> [What you have to do]
Apart from the images, every record here needs to be copied exactly.

··· Source information ···

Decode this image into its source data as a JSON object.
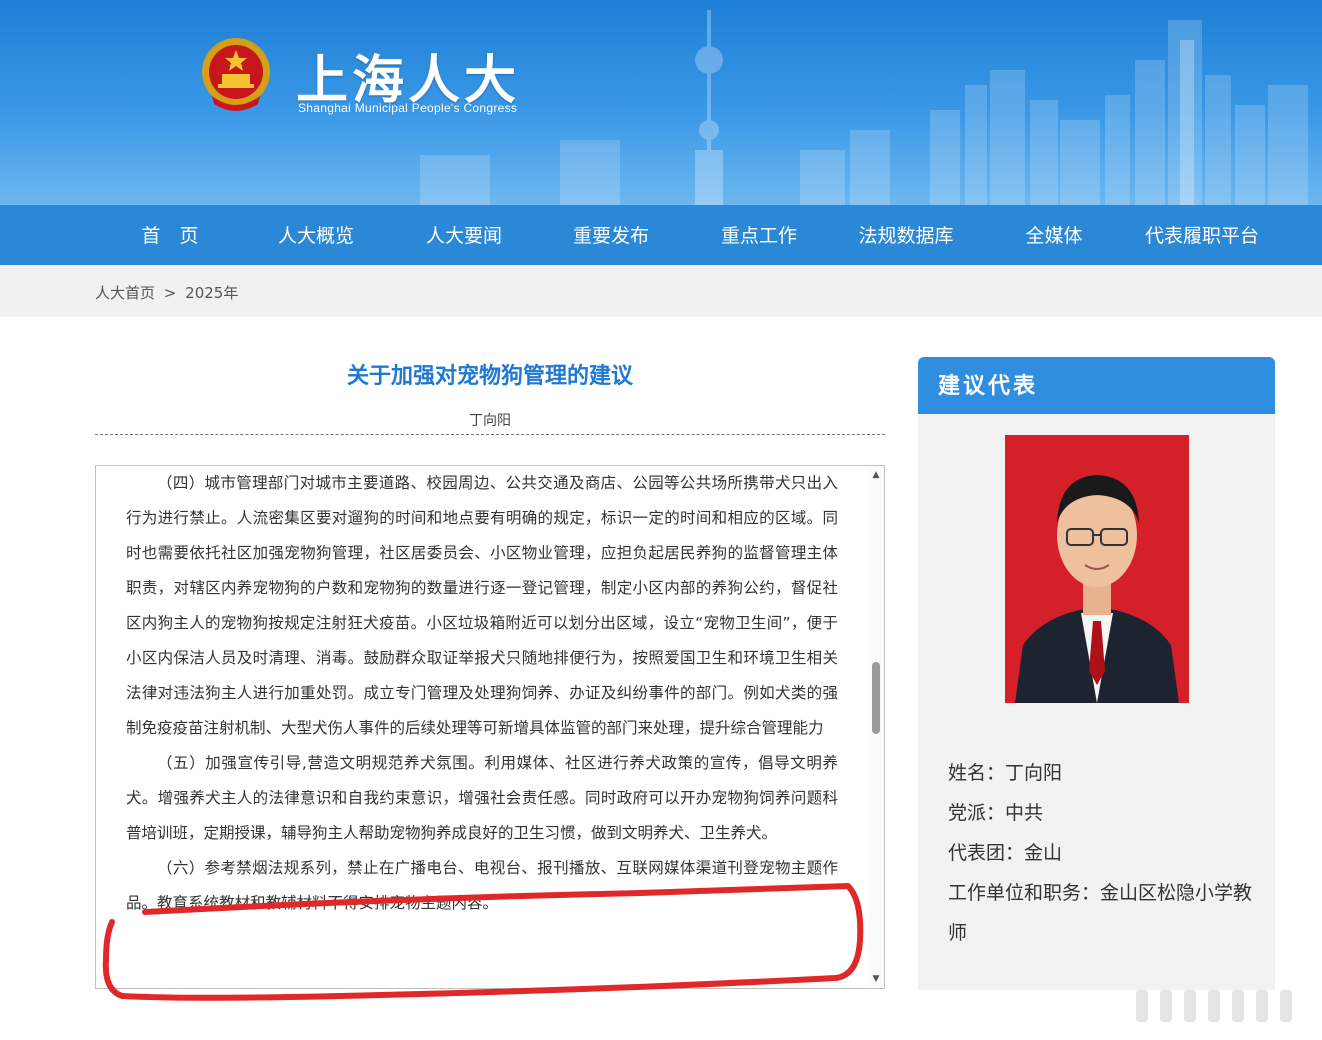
{
  "header": {
    "title": "上海人大",
    "subtitle": "Shanghai Municipal People's Congress"
  },
  "nav": {
    "items": [
      "首　页",
      "人大概览",
      "人大要闻",
      "重要发布",
      "重点工作",
      "法规数据库",
      "全媒体",
      "代表履职平台"
    ]
  },
  "breadcrumb": {
    "home": "人大首页",
    "sep": ">",
    "current": "2025年"
  },
  "article": {
    "title": "关于加强对宠物狗管理的建议",
    "author": "丁向阳",
    "paragraphs": [
      "（四）城市管理部门对城市主要道路、校园周边、公共交通及商店、公园等公共场所携带犬只出入行为进行禁止。人流密集区要对遛狗的时间和地点要有明确的规定，标识一定的时间和相应的区域。同时也需要依托社区加强宠物狗管理，社区居委员会、小区物业管理，应担负起居民养狗的监督管理主体职责，对辖区内养宠物狗的户数和宠物狗的数量进行逐一登记管理，制定小区内部的养狗公约，督促社区内狗主人的宠物狗按规定注射狂犬疫苗。小区垃圾箱附近可以划分出区域，设立“宠物卫生间”，便于小区内保洁人员及时清理、消毒。鼓励群众取证举报犬只随地排便行为，按照爱国卫生和环境卫生相关法律对违法狗主人进行加重处罚。成立专门管理及处理狗饲养、办证及纠纷事件的部门。例如犬类的强制免疫疫苗注射机制、大型犬伤人事件的后续处理等可新增具体监管的部门来处理，提升综合管理能力",
      "（五）加强宣传引导,营造文明规范养犬氛围。利用媒体、社区进行养犬政策的宣传，倡导文明养犬。增强养犬主人的法律意识和自我约束意识，增强社会责任感。同时政府可以开办宠物狗饲养问题科普培训班，定期授课，辅导狗主人帮助宠物狗养成良好的卫生习惯，做到文明养犬、卫生养犬。",
      "（六）参考禁烟法规系列，禁止在广播电台、电视台、报刊播放、互联网媒体渠道刊登宠物主题作品。教育系统教材和教辅材料不得安排宠物主题内容。"
    ]
  },
  "sidebar": {
    "heading": "建议代表",
    "fields": [
      {
        "label": "姓名：",
        "value": "丁向阳"
      },
      {
        "label": "党派：",
        "value": "中共"
      },
      {
        "label": "代表团：",
        "value": "金山"
      },
      {
        "label": "工作单位和职务：",
        "value": "金山区松隐小学教师"
      }
    ]
  },
  "colors": {
    "brand_blue": "#2a88d6",
    "title_blue": "#1f78d1",
    "annotation_red": "#e0282a",
    "portrait_bg": "#d5202a"
  }
}
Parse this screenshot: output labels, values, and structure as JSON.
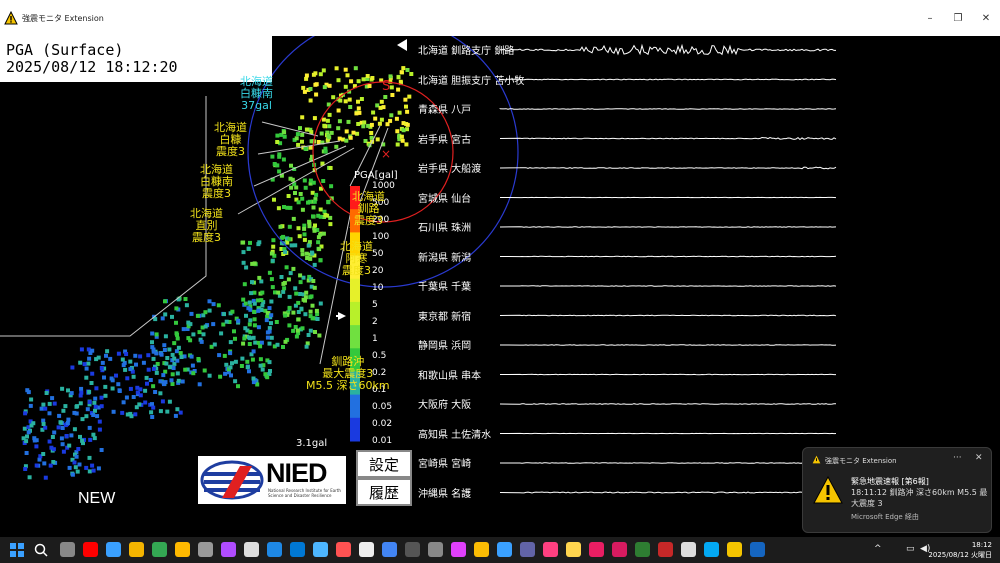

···

> [Response]
Decode this image into its source data as a JSON object.
{
  "header": {
    "title": "上海人大",
    "subtitle": "Shanghai Municipal People's Congress"
  },
  "nav": {
    "items": [
      "首　页",
      "人大概览",
      "人大要闻",
      "重要发布",
      "重点工作",
      "法规数据库",
      "全媒体",
      "代表履职平台"
    ]
  },
  "breadcrumb": {
    "home": "人大首页",
    "sep": ">",
    "current": "2025年"
  },
  "article": {
    "title": "关于加强对宠物狗管理的建议",
    "author": "丁向阳",
    "paragraphs": [
      "（四）城市管理部门对城市主要道路、校园周边、公共交通及商店、公园等公共场所携带犬只出入行为进行禁止。人流密集区要对遛狗的时间和地点要有明确的规定，标识一定的时间和相应的区域。同时也需要依托社区加强宠物狗管理，社区居委员会、小区物业管理，应担负起居民养狗的监督管理主体职责，对辖区内养宠物狗的户数和宠物狗的数量进行逐一登记管理，制定小区内部的养狗公约，督促社区内狗主人的宠物狗按规定注射狂犬疫苗。小区垃圾箱附近可以划分出区域，设立“宠物卫生间”，便于小区内保洁人员及时清理、消毒。鼓励群众取证举报犬只随地排便行为，按照爱国卫生和环境卫生相关法律对违法狗主人进行加重处罚。成立专门管理及处理狗饲养、办证及纠纷事件的部门。例如犬类的强制免疫疫苗注射机制、大型犬伤人事件的后续处理等可新增具体监管的部门来处理，提升综合管理能力",
      "（五）加强宣传引导,营造文明规范养犬氛围。利用媒体、社区进行养犬政策的宣传，倡导文明养犬。增强养犬主人的法律意识和自我约束意识，增强社会责任感。同时政府可以开办宠物狗饲养问题科普培训班，定期授课，辅导狗主人帮助宠物狗养成良好的卫生习惯，做到文明养犬、卫生养犬。",
      "（六）参考禁烟法规系列，禁止在广播电台、电视台、报刊播放、互联网媒体渠道刊登宠物主题作品。教育系统教材和教辅材料不得安排宠物主题内容。"
    ]
  },
  "sidebar": {
    "heading": "建议代表",
    "fields": [
      {
        "label": "姓名：",
        "value": "丁向阳"
      },
      {
        "label": "党派：",
        "value": "中共"
      },
      {
        "label": "代表团：",
        "value": "金山"
      },
      {
        "label": "工作单位和职务：",
        "value": "金山区松隐小学教师"
      }
    ]
  },
  "colors": {
    "brand_blue": "#2a88d6",
    "title_blue": "#1f78d1",
    "annotation_red": "#e0282a",
    "portrait_bg": "#d5202a"
  }
}
Parse this screenshot: output labels, values, and structure as JSON.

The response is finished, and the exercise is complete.